**WORK ORDER**
Find each line below where the word "Show" occurs, and copy it.

**MATERIAL PROVIDED**
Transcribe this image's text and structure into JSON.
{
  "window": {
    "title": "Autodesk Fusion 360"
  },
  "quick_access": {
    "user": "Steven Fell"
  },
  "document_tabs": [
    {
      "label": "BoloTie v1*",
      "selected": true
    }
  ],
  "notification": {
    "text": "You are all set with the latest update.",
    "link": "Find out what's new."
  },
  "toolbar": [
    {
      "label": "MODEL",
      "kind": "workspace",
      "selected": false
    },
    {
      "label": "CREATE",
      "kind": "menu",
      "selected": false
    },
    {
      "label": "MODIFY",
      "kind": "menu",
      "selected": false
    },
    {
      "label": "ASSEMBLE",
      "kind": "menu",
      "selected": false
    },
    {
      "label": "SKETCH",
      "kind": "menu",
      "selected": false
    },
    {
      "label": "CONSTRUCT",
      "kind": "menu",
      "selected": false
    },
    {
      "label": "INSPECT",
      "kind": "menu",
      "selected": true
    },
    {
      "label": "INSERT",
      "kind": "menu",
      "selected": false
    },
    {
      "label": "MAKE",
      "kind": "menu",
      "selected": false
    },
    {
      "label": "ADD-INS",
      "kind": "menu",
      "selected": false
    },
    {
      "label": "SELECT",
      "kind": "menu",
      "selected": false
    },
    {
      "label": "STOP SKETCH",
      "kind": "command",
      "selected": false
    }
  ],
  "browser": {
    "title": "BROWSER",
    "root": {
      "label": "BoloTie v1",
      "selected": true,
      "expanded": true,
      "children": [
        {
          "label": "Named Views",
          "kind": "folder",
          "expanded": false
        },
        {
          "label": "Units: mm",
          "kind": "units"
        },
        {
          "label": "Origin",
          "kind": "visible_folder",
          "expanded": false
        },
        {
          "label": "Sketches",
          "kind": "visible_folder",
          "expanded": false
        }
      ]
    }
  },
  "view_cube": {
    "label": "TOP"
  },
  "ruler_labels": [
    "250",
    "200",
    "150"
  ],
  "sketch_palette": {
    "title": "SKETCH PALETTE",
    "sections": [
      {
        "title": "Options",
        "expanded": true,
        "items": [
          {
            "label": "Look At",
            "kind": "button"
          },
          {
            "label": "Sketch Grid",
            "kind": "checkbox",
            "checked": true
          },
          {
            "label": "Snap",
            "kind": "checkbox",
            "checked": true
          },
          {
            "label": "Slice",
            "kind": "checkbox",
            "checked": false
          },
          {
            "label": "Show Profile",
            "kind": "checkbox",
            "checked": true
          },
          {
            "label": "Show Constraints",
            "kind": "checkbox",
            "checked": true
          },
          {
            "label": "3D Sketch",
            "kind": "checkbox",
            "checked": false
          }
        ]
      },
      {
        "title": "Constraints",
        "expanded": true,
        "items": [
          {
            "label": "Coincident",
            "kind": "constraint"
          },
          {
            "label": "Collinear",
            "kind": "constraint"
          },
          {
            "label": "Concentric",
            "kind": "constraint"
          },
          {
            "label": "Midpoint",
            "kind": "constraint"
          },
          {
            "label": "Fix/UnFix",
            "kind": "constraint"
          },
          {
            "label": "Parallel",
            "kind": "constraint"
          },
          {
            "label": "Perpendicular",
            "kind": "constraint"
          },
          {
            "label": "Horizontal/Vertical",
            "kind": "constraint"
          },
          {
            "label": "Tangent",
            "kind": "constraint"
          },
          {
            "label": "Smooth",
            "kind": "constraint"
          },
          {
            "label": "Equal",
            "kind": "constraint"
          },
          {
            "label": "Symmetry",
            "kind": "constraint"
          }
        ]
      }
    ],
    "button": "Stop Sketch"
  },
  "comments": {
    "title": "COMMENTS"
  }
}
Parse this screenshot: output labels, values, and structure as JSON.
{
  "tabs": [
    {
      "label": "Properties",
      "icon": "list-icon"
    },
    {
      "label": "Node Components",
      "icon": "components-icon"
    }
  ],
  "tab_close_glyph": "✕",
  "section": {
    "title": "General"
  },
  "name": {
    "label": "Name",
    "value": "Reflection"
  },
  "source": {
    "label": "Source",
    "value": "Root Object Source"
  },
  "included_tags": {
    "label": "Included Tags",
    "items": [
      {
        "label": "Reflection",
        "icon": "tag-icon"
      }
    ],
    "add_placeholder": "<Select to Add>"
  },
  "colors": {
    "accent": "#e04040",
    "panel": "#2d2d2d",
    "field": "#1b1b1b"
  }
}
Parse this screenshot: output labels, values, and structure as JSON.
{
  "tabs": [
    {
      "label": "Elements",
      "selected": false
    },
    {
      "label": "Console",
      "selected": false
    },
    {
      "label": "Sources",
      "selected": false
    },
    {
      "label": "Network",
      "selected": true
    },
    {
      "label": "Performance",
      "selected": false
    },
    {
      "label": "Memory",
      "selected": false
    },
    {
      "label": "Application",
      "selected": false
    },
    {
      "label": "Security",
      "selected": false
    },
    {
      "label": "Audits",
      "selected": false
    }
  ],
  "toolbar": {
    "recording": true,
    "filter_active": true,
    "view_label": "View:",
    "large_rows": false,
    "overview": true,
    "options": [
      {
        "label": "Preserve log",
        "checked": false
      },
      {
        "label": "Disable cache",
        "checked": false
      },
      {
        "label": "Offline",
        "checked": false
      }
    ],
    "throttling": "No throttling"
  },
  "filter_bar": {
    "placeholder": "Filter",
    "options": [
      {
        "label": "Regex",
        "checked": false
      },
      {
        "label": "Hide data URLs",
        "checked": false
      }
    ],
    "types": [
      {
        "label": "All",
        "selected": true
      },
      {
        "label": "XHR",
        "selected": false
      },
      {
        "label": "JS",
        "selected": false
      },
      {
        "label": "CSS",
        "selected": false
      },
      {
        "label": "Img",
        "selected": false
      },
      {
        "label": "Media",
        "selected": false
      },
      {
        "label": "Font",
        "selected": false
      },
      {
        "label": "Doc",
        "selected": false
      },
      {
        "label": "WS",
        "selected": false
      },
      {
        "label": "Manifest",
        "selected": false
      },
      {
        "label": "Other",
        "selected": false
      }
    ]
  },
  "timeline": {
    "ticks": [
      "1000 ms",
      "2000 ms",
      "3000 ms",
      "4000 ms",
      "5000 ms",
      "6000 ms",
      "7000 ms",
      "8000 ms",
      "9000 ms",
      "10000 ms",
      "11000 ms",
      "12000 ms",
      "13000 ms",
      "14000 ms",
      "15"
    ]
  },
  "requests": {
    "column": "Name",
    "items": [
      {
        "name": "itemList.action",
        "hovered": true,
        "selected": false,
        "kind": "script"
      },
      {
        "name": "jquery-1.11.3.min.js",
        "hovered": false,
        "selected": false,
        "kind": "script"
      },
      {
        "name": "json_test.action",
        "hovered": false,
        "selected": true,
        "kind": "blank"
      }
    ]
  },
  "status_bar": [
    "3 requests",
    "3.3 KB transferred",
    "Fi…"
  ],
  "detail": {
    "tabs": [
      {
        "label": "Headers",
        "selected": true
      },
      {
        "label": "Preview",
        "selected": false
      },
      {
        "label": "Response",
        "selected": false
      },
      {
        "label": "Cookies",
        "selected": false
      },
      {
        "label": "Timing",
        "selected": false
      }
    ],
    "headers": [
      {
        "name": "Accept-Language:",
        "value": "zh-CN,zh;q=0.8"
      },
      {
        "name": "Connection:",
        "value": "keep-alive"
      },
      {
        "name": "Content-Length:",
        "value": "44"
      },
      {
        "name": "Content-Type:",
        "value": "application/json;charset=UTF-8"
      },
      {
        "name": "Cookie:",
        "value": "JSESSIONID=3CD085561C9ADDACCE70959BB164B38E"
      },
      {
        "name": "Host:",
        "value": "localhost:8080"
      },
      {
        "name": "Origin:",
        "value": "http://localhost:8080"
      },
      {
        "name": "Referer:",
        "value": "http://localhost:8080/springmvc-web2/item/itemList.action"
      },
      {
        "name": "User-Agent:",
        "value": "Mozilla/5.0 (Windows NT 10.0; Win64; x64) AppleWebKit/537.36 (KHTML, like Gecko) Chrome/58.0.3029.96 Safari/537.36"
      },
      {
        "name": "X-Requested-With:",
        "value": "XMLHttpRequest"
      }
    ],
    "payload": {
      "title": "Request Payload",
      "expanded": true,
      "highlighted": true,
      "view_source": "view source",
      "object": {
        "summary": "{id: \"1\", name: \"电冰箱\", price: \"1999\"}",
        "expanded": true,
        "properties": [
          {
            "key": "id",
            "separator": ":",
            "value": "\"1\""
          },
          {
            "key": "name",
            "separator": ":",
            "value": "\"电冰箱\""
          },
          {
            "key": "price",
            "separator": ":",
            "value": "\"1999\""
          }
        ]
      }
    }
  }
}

**EXERCISE RESPONSE**
            "label": "Show Profile",
            "label": "Show Constraints",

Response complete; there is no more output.